The problem is, we are still running out of addresses. Any device that connects to the internet needs an IP address to do so, and even with dynamics and subnets, there aren’t enough of them. Cellphones, consoles, handhelds, televisions, computers, watches, GPS … all of these devices need IP addresses. We need a new standard.
This is where IPv6 comes in.
IPv6 uses a different system which allows for many more combinations. IPv6 uses a hexadecimal system instead of binary. The binary has two states, the values one or zero, but the hexadecimal has 16, which are the values 0123456789ABCDEF.
An IPv6 address is made up of eight groups of four in hexadecimal. An example of an address would be 1234: abcd: 5678: efab: 9012: cdef: 3456: abcd
This allows for many more combinations than four billion. To be exact, IPv6 allows 340 undecillion IP addresses.
We probably won’t need that much, so the IP address allocation issue is solved!
We will use 192.168.0.1 as an example here. IP addresses are all about the binary. Each of the four blocks of an IP address represents a binary byte. EXPECT! Don’t run away, it’s easy!
11110000 is a binary byte, one byte because there are eight spaces, and binary because each of those spaces will be either a one or a zero. Any sequence of eight digits of ones and zeros is a binary byte.
11111111 is a byte with a value of 255.

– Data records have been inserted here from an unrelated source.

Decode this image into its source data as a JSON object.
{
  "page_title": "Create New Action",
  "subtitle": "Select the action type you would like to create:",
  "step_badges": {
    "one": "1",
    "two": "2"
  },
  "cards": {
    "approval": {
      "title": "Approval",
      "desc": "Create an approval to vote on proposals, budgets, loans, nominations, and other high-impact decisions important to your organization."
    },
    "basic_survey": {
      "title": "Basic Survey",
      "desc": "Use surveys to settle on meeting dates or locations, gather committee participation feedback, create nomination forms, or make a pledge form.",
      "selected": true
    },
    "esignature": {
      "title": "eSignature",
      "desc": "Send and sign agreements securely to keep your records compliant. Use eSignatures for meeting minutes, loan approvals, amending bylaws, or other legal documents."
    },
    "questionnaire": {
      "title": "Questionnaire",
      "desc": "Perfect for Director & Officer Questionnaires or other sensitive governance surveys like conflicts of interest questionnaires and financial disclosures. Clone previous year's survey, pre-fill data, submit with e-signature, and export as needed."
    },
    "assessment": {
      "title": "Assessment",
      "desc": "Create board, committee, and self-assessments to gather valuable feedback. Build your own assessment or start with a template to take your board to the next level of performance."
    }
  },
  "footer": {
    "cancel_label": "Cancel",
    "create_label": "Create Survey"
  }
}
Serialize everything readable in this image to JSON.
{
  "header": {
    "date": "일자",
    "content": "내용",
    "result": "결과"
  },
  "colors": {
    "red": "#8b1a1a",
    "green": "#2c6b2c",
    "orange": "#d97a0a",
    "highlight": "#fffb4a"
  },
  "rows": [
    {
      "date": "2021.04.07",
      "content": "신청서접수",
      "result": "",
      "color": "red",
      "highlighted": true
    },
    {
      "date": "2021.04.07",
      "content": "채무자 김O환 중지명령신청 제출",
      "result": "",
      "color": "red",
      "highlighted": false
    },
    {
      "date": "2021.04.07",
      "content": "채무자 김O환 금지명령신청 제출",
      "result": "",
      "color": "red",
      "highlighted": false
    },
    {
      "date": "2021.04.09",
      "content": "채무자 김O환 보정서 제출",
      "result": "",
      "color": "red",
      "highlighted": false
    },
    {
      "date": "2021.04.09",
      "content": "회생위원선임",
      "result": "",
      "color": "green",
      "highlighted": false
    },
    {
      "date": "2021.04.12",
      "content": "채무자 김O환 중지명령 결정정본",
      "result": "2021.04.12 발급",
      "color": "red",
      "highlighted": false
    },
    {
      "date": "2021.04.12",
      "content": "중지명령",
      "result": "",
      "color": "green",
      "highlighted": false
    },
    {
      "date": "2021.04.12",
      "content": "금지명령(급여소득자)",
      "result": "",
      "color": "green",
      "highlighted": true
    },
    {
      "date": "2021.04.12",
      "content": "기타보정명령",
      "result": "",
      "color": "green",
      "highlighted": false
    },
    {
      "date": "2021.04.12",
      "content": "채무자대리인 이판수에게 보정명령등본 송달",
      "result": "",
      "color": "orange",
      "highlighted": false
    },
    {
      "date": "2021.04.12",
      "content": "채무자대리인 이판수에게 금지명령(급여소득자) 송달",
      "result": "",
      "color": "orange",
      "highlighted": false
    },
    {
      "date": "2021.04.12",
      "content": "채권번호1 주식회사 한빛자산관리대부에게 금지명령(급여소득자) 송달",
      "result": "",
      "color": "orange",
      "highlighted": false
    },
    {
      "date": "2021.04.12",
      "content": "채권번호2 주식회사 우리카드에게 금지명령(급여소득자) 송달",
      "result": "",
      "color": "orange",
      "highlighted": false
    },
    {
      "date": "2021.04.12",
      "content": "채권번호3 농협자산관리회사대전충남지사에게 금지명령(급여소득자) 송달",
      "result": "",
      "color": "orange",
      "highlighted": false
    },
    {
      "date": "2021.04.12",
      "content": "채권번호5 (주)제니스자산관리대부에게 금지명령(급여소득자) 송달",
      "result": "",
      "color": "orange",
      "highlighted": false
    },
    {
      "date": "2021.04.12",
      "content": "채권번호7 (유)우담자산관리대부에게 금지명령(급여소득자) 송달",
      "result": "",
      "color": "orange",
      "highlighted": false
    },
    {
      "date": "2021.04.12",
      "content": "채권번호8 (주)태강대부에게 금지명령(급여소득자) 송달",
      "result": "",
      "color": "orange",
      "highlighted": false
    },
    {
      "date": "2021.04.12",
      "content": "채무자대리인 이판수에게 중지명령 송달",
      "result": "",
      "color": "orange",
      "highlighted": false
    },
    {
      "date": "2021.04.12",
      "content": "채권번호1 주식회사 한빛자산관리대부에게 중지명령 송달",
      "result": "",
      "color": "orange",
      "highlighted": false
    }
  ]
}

00000000 is a byte with a value of 0.
So how do you calculate the decimal value of a byte? It makes sense that eight zeros have a value of zero, but how do eight ones equal 255? Each of the eight positions has an attached value – see the table below. Moving from right to left, the first space has a value of one, the second of two, the third of four, and up to 128.
Essentially, zeros mean off and a few mean on. So the above has a value of 240 because 128 + 64 + 32 + 16 = 240. If you wanted to create a value of one, it would be 00000001. If you wanted a value of three, it would be 00000011. You turn values on or off with a one or zero to create a value, like an abacus.
Remember we said that every block of an IP address is a value between zero and 255? Remember we also said that each block is a byte? Well, that means 192.168.0.1, in binary, looks like 11000000.10110000.0000000000000001. A little heavy, eh? So instead of writing 32 separate numbers, we are writing shorthand. This is what an IP is – a binary shortcut.